Writing Competency Requirement – All graduate students must satisfy the Graduation Writing Assessment Requirement as soon as possible, unless they have already done so as undergraduates or graduates at CSUB or at another California State University. This requirement may be met by passing the regularly scheduled examination or by successfully completing ENGL 304, 305 or 310; this requirement must be satisfied before the student may take the final comprehensive examination.
Time Limitation on Course Requirements – State law mandates a seven-year limitation on course credits.
Students who fail to complete their degree program within the seven-year limit must retake any courses that have
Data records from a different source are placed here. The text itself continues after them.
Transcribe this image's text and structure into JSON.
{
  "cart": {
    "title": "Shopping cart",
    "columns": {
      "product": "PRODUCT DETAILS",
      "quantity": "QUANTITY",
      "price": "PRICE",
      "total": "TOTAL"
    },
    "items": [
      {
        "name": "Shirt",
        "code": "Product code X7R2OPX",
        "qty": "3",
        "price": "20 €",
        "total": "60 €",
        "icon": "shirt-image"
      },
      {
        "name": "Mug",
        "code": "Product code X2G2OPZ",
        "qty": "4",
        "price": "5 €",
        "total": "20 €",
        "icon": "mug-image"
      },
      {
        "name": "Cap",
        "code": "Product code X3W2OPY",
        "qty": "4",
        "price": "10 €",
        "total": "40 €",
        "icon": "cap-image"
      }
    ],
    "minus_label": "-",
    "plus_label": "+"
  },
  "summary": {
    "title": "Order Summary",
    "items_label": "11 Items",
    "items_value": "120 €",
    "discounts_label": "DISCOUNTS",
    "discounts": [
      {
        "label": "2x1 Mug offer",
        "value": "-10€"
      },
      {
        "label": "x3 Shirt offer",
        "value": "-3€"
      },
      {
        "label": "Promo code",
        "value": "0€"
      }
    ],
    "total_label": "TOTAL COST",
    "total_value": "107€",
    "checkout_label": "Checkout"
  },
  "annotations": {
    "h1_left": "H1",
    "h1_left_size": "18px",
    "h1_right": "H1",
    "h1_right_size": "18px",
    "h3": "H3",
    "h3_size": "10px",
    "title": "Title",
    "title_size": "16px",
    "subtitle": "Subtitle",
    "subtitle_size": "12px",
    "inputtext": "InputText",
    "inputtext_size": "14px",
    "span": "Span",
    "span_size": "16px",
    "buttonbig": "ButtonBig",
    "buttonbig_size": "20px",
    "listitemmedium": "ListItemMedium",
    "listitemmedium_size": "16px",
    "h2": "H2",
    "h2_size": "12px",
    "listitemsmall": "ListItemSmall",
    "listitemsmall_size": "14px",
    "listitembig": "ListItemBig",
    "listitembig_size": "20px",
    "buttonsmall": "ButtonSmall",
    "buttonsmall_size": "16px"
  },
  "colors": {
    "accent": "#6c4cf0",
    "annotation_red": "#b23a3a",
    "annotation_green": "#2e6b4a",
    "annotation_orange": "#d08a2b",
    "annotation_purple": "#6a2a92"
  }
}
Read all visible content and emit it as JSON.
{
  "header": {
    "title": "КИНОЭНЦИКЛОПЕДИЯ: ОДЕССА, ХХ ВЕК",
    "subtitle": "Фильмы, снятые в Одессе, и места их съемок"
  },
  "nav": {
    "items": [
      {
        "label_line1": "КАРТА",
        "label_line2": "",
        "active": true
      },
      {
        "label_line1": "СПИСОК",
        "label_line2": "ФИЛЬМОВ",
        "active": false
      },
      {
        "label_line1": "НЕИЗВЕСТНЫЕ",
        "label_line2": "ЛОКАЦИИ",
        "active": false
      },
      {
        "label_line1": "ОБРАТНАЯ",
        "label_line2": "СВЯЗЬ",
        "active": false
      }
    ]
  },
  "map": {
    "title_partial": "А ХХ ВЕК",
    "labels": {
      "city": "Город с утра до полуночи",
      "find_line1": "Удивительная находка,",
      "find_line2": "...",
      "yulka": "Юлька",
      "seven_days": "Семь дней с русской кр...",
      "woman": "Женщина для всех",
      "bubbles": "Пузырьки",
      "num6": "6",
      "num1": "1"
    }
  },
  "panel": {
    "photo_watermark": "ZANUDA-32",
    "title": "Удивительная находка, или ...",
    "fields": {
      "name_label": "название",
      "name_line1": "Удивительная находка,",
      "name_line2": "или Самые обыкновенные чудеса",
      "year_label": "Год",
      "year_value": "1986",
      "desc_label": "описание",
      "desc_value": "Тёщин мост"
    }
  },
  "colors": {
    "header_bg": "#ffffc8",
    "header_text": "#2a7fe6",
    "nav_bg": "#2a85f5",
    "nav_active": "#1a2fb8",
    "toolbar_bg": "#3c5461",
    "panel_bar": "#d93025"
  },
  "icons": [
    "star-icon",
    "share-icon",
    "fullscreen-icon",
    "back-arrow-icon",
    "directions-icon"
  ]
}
Teaching Assistant Program in Writing – The Teaching Assistant Program begins with a one-quarter apprenticeship in a composition course or courses in the department. If the faculty mentor’s evaluations are positive and enrollment is sufficient, the student will be assigned to his or her own class for a maximum of three quarters. Students are required to take ENGL 600: English Practicum (3 units) in conjunction with their apprenticeship. Prerequisites for the Teaching Assistant Program are: (1) completion of ENGL 506 with a grade of “B+” or better, and (2) completion of 20 hours of tutoring.